Holding space is so important when it comes to deepening and nurturing our relationships. It’s just as much about being present for another as it is about listening to them even if what they might say makes us uncomfortable at first.
The importance of Mindful practice
When working with children and young people who have experienced grief and loss, it’s important to be mindful of tender moments, they will need support, understanding, curiosity, empathy, and acceptance. These moments might include:
- Endings/new beginnings
- Birth dates
- Loss of belongings
- Time/contact with siblings and birth family
- People and places
Where can people find more information and resources about grief and loss?
“All connected – a place for belonging” a YouTube channel which has a range of child and young person friendly videos on the topics of, grief, loss, trauma, the brain rejection, connection, and healing. Find out more here: All Connected: A Place for Belonging – YouTube

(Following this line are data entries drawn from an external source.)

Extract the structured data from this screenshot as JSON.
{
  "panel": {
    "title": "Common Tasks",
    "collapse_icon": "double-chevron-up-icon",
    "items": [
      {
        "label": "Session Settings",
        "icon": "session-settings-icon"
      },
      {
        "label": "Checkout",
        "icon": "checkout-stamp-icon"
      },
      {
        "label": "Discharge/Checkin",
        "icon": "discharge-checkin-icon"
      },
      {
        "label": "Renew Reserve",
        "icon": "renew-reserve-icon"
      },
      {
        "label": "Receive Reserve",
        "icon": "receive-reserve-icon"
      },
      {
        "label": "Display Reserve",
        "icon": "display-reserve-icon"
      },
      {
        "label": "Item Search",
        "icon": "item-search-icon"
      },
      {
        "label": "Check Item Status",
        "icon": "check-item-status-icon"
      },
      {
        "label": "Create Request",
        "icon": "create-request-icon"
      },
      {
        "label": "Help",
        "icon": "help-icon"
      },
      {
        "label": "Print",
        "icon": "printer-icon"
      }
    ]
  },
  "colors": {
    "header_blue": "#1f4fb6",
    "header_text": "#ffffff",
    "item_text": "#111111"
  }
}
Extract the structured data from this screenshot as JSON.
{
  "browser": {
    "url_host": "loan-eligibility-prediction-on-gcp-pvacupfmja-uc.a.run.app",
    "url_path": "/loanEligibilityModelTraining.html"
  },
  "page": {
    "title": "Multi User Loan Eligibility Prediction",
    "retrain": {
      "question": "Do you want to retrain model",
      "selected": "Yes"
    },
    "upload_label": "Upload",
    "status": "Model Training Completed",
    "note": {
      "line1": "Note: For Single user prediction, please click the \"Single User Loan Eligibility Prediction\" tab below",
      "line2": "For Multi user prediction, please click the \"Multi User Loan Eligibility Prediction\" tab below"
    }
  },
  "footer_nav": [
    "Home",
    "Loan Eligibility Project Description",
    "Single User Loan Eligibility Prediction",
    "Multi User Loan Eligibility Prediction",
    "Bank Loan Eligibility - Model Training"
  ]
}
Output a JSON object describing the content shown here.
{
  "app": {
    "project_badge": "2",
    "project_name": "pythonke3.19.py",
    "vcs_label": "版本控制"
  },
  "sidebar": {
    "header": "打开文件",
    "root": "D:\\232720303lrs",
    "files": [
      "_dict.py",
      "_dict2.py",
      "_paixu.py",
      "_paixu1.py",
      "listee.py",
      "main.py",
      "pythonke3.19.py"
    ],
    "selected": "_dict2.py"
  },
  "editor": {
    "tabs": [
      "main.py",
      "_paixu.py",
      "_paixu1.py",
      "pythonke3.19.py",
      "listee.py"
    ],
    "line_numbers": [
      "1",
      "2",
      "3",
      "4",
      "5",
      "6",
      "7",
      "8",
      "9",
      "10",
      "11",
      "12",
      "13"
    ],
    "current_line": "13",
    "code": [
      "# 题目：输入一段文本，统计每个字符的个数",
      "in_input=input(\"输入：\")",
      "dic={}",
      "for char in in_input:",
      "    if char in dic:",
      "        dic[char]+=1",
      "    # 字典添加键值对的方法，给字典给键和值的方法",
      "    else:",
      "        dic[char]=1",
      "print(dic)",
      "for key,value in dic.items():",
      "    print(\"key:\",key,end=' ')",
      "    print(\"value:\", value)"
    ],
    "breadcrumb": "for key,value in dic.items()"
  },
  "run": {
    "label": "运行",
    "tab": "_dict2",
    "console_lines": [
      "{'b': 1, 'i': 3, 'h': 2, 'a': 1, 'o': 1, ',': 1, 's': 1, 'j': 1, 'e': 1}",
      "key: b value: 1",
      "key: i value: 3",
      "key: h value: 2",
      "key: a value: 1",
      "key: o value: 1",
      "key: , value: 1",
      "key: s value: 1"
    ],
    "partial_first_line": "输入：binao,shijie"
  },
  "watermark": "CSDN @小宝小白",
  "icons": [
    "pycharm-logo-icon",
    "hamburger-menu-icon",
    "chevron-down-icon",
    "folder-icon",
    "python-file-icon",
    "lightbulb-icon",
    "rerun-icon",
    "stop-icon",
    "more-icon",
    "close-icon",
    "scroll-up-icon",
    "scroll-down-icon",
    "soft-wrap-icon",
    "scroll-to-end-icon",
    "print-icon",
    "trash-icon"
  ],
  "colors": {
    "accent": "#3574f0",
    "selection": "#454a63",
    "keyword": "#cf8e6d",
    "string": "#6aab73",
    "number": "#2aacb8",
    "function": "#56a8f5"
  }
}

“Creating Rituals” Rituals offer a powerful way to work through and heal from loss and grief, they can support a person with self-expression, they can offer and provide a safe and emotional comfort and serve as a vehicle to stay connected to the person they have lost. It can also offer a sense of belonging, and shared loss and sense of order and comfort. Find out more here: https://www.therapistaid.com/therapy-article/grief-rituals (Article) | Therapist Aid
Thank you Ciara for sharing your expertise with us.
You can see what other Live Classrooms are coming up here, and you can find out more about grief and loss, and the impact it can have on people, via the following list of resources which Ciara has compiled.
A list of useful resources to support your understanding and working with grief and loss and the impact it can have on the body, brain and relationship with the self and others.